Important COVID-19 Travel
Under current UK COVID-19 restrictions, you must stay at home. You must not travel, including abroad, unless you have a legally permitted reason to do so. It is illegal to travel abroad for holidays and other leisure purposes.
If you intend to travel to the UK from abroad, including UK nationals returning home, you must provide evidence of a negative COVID-19 test result taken up to 3 days before departure. If you do not comply (and you do not have a valid exemption) your airline or carrier may refuse you boarding and/or you may be fined on arrival.
When you enter England from abroad (except Ireland), you must follow the new requirements for quarantining and taking additional COVID-19 tests. For those travelling from a country on the banned travel list you will be required to quarantine in a hotel. Different rules apply for arrivals into England, Scotland, Wales and Northern Ireland.
If you are legally permitted to travel abroad, check our advice on your country of destination. Some other countries have closed borders, and may further restrict movement or bring in new rules including testing requirements with little warning.
The Foreign, Commonwealth & Development Office (FCDO) advise against all but essential travel to:
- The Chittagong Hill Tracts. This does not include the city of Chittagong or other parts of Chittagong Division. See Chittagong Hill Tracts
The FCDO advises against all but essential travel to:
- the remainder of Bangladesh based on the current assessment of COVID-19 risks
Travel to Bangladesh is subject to entry restrictions
- On arrival, all foreign nationals need to produce a medical certificate issued within 72 hours of travel indicating the passenger is COVID-19 negative
- Those arriving from, or transiting, the UK are required to quarantine at a government facility, or government approved hotel, where they will be tested for COVID-19 after seven days. Those testing negative for COVID-19 in that test will be allowed to complete the remainder of a 14 day quarantine period through ‘home quarantine’. Those testing positive will be transferred to a designated government hospital where their remaining quarantine period will be assessed and determined
- For those arriving from locations other than the UK, health officials at the point of entry to Bangladesh will assess whether you are able to self-quarantine for 14 days or need to be taken to a government facility or government approved hotel
- In all circumstances, people staying in a government approved hotel, government facility or hospital will need to cover the costs of those stays.
See Entry requirements for more information before you plan to travel.
Preparing for your return journey to the UK
If you’re returning to the UK from overseas, you will need to:
- provide your journey and contact details before you travel
- check if you need to self-isolate on your return
If your return journey to the UK transits another country, you should check whether it is subject to a travel ban or any other additional requirements. If so, contact your travel provider.
Check our advice on foreign travel during the coronavirus (COVID-19) pandemic and sign up for email alerts for this travel advice.
If you’re planning travel to Bangladesh, find out what you need to know about coronavirus there in the Coronavirus section.
During the COVID-19 pandemic, it is more important than ever to get travel insurance and check it provides sufficient cover.
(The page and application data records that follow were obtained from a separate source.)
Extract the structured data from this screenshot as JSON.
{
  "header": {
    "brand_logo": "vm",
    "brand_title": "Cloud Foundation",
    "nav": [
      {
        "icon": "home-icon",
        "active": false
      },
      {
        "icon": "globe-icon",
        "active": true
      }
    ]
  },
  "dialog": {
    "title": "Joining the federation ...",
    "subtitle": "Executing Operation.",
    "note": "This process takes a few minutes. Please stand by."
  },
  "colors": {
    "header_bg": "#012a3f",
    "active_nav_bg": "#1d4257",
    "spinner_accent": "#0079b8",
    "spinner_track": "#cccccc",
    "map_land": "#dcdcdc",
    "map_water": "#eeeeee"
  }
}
See the FCDO’s guidance on foreign travel insurance.
For information about COVID-19 vaccines, see the Coronavirus page.
Up to 150,000 British nationals visit Bangladesh every year. Most visits are trouble free.
Terrorists are very likely to try to carry out attacks in Bangladesh. The threat extends across the country. There have been several IED attacks targeting police and security forces in Dhaka, Khulna, Chittagong and Sylhet. There is a risk that future attacks could target public gatherings, including religious gatherings and political rallies, crowded areas, places with a police or security presence and locations where foreign nationals are known to gather. You should minimise your exposure to these areas, consider your movements carefully and follow any specific advice of the local authorities. See Terrorism
Political rallies with the potential for disorder or clashes between groups and with law enforcement agencies may take place. Across Bangladesh you’re advised to avoid large gatherings, including those for religious gatherings, festivals and political rallies. See Political violence
Severe air pollution is a major hazard to public health, especially during the winter months. Dhaka is currently experiencing extremely high levels of pollution. See Air pollution
Travel in Bangladesh during the monsoon season (June to September) can be hazardous. See Monsoon season
Tropical cyclones and flooding can affect parts of the country. You should monitor the Bangladesh Meteorological Department for updates, and follow the advice of local authorities. See Tropical cyclones
Bangladesh lies in a zone of seismic activity. See Earthquakes
Mosquito-borne diseases like dengue fever occur all year round. There’s been a significant increase in the number of cases of dengue fever across Bangladesh, including in Dhaka. You should take steps to avoid being bitten by mosquitoes. See Health
UK health authorities have classified Bangladesh as having a risk of Zika virus transmission. For information and advice about the risks associated with Zika virus, visit the National Travel Health Network and Centre website.
If you’re abroad and you need emergency help from the UK government, contact the nearest British embassy, consulate or high commission. Consular support is limited in parts of Bangladesh where we advise against all but essential travel.
The Overseas Business Risk service offers information and advice for British companies operating overseas on how to manage political, economic, and business security-related risks.